OCZ NVMe z-Drives: A Review
I'm bullish on NVMe solid state drives in the virtualized datacenter. Previously I gave a brief overview on NVMe technology and why I think it will radically change the virtual datacenter. More and more companies are offering NVMe drives, and OCZ, a Toshiba company, has just announced its latest NVMe drive: the Z-Drive 6000. These drives come in 800GB, 1.6TB and 3.2TB models, with a huge 8TB model scheduled to come out in the first half of 2016. The price of these upcoming models has not yet been announced, but they're expected to be competitive with other enterprise-class NVMe drives.
What Is NVMe?
For those unfamiliar with NVMe, a quick introduction is in order. NVMe (standing for Non-Volatile Memory Express) is a standard interface for PCI express to access SSD drives. SAS/SATA interfaces were designed decades ago for spinning disks; they did an outstanding job in this context, but were at best a mediocre interface for SSD drives.
The NVMe interface, on the other hand, was designed from the ground up for use with flash. The NVMe protocol is lightweight, fast, and designed to accommodate many command queues and huge (64K) queue depths. An added benefit of NVMe drives is that they actually decrease the CPU load by using only two CPU cycles per IO, rather than the five it takes with SATA devices.
OCZ memory and SSD drives have long been a favorite of high-end consumers and those in the gamer community, but they also have a presence in the datacenter with their Intrepid SSD drives. With the introduction of the Z-Drive 6000, OCZ should continue to make inroads into the datacenter.
OCZ’s Z-Drive 6000 is a 2.5" NVMe drive that connects to the PCIe bus via a U.2 connector. OCZ is touting this as a top-of-the-line storage drive, and rightly so as its performance numbers are as impressive as any that we have seen for this type of device. The Z-Drive 6000 delivers 700,000 random 4K reads and 160,000 random 4K writes, and 2,900 and 1,900 MB/s sequential reads and writes, respectively. The latency numbers are equally as impressive; 80 and 20 nanoseconds for reads/writes. These performance numbers put the Z-Drive 6000 in the same class as other datacenter NVMe drives like the HGST SN100, Intel DC P3700 and Samsung XS1715.
By using the 2.5" drive form factor with a U.2 connector, the Z-Drive 6000 can be hot swapped out like SATA SSD drives. I expect to see more and more companies go to 2.5" form factor in the future. The device has a five-year warranty, and is rated at 1 drive write per day (DWPD). Data will be kept alive for one year on the device if it's removed from the power source.
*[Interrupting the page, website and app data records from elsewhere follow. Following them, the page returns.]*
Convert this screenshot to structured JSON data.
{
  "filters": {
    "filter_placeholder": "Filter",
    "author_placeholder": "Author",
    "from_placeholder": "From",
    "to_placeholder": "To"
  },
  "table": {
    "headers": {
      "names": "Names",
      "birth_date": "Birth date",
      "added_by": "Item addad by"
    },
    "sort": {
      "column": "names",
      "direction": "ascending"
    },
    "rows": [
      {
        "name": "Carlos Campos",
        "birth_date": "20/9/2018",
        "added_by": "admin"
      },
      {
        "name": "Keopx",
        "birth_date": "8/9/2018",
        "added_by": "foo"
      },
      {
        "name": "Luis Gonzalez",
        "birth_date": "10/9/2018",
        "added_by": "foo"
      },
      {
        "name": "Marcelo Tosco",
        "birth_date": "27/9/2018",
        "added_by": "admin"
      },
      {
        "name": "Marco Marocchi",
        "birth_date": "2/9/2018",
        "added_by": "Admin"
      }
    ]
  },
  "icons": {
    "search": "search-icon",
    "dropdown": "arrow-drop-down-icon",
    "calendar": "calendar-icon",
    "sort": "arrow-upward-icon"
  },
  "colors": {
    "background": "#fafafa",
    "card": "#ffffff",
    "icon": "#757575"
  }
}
OCZ is showing full support for all major hypervisor platforms, with NVMe drivers available for Windows Server 2012, Linux and VMware ESXi. The Z-Drive 6000 is already on the VMware HCL for ESX 5.x and 6.x. It's expected that many server builders will begin to offer them on their systems.
What does this mean for the virtualized datacenter? I see the Z-Drive 6000 as being a great boon to not only hyperconverged servers, but also to storage arrays. Servers that use SSD devices with a traditional SATA interface are only able leverage a single command queue that operates at a depth of up to 32 (AHCI) or 254 (SCSI), while NVMe drives support 64K queues and 64K commands.
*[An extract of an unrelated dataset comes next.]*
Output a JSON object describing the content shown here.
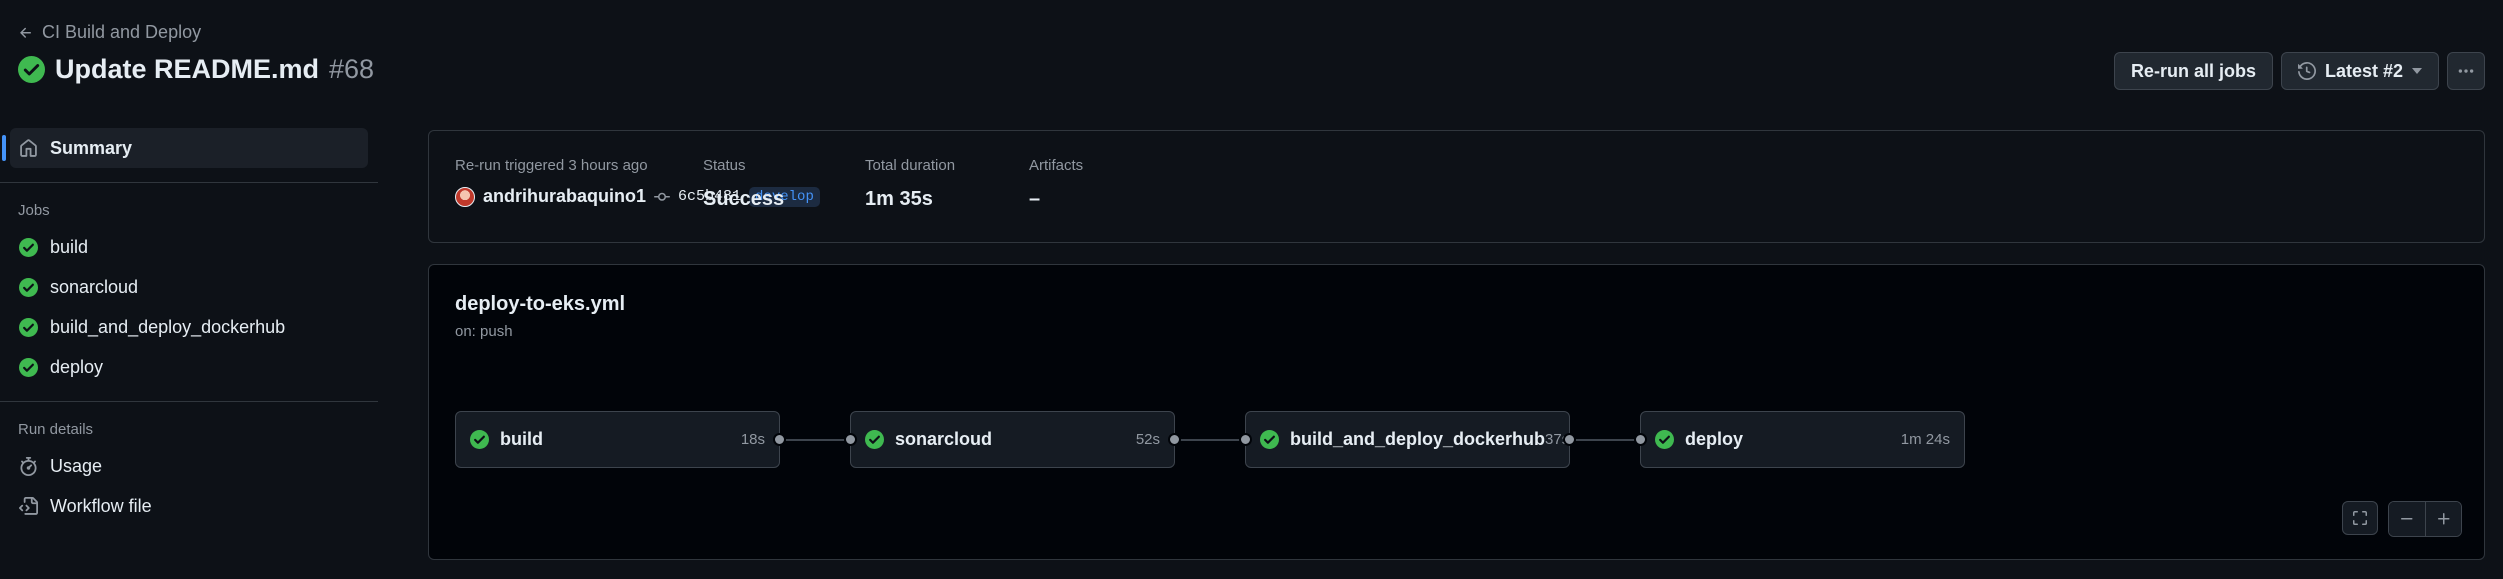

Because of the IO blender effect of virtual environments, the impact of the increased queue depth will be substantial. But an even bigger advantage of NVMe drives is the low latency and large bandwidth they have. Currently, most servers that run a hypervisor have excess cycles due to waiting on storage, but NVMe devices will be able to decrease the amount of time these servers are waiting on data from storage. This allows virtualized servers to more fully utilize their CPU.
Help for the Hyperconverged
NVMe drives will also help hyperconverged systems; for example, VMware has reported that by leveraging NVMe drives in a 32 node VSAN cluster, it was able to achieve 3.2M IOPS. Likewise, storage -- especially arrays based on x86 architecture -- should see a huge performance gain once NVMe drives are implemented.
It looks like OSZ has released a top-of-the-line NVMe drive comparable to the best in the field that should make datacenters more efficient.
Tom Fenton works in VMware's Education department as a Senior Course Developer. He has a wealth of hands-on IT experience gained over the past 20 years in a variety of technologies, with the past 10 years focused on virtualization and storage. Before re-joining VMware, Tom was a Senior Validation Engineer with The Taneja Group, were he headed their Validation Service Lab and was instrumental in starting up its vSphere Virtual Volumes practice. He's on Twitter @vDoppler.